Microtubules, the main constituents of internal cell architecture, possess a rigidity that is one hundred times greater than that of other constituents of the cytoskeleton. For this reason, they travel through intracellular space in a virtually straight line, serving as the route for transporting proteins from the centre of the cell to its periphery. The regulating mechanisms of their mechanical properties are still virtually unknown, however. Their rigidity can be explained by their structure, that of a hollow tube, an efficient way, well-known to bicycle manufacturers, of constructing rigid elements using the least possible amount of material. These mechanical properties could not be studied in detail hitherto since the appropriate tools were lacking. A microfluidic device that can attach itself to microtubules and bend them has been perfected by researchers at the Plant Cell Physiology Laboratory (CNRS/CEA/INRA/Joseph Fourier University) and the Interdisciplinary Physics Laboratory (CNRS/Joseph Fourier University).
CEA is a French government-funded technological research organisation in four main areas: low-carbon energies, defense and security, information technologies and health technologies.
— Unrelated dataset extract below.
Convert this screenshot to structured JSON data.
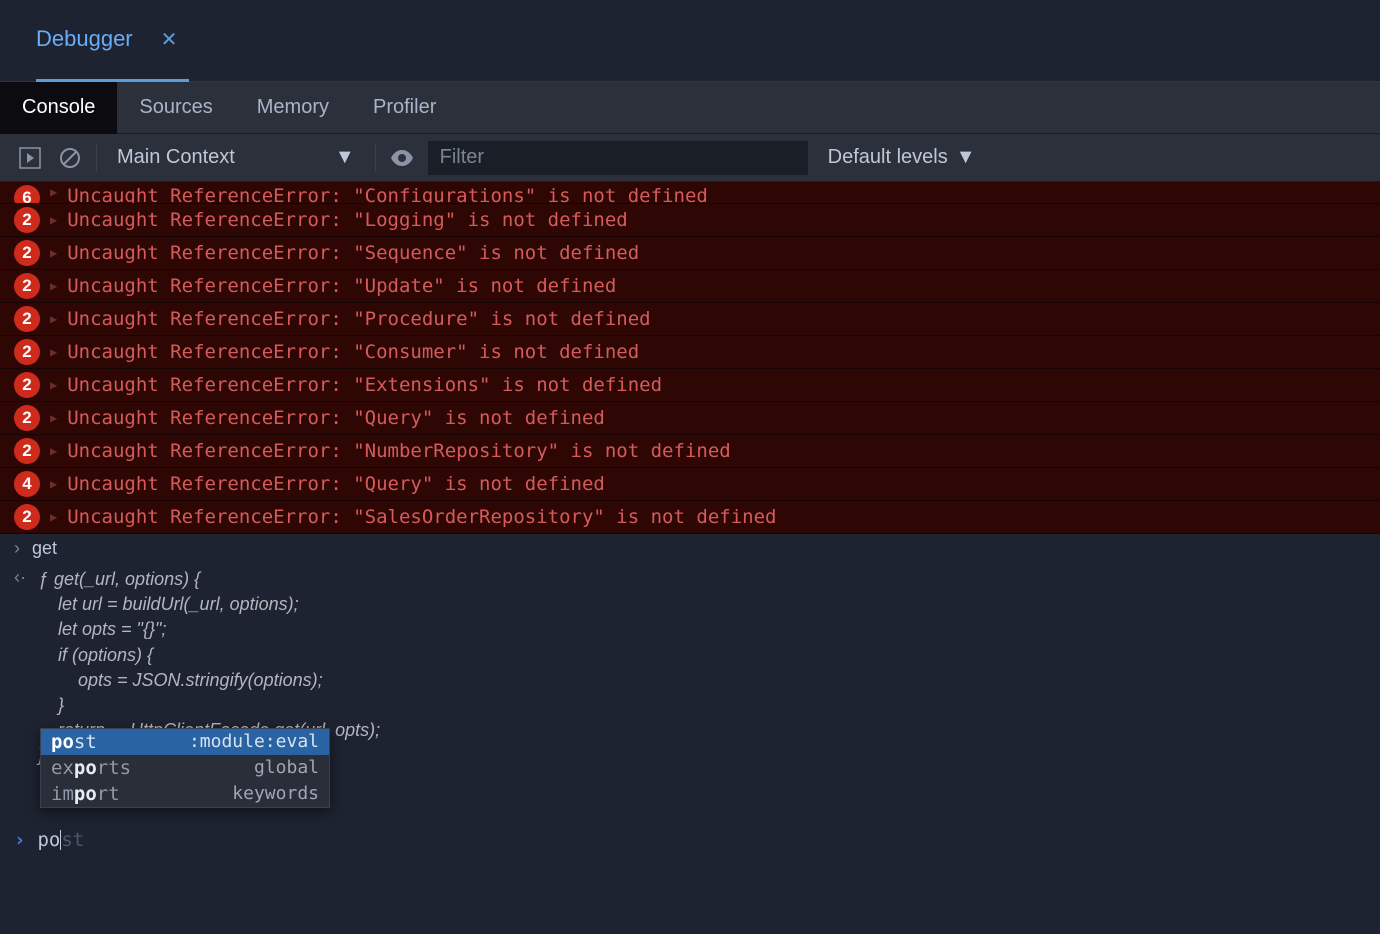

A prominent player in the European Research Area, it is involved in setting up collaborative projects with many partners around the world.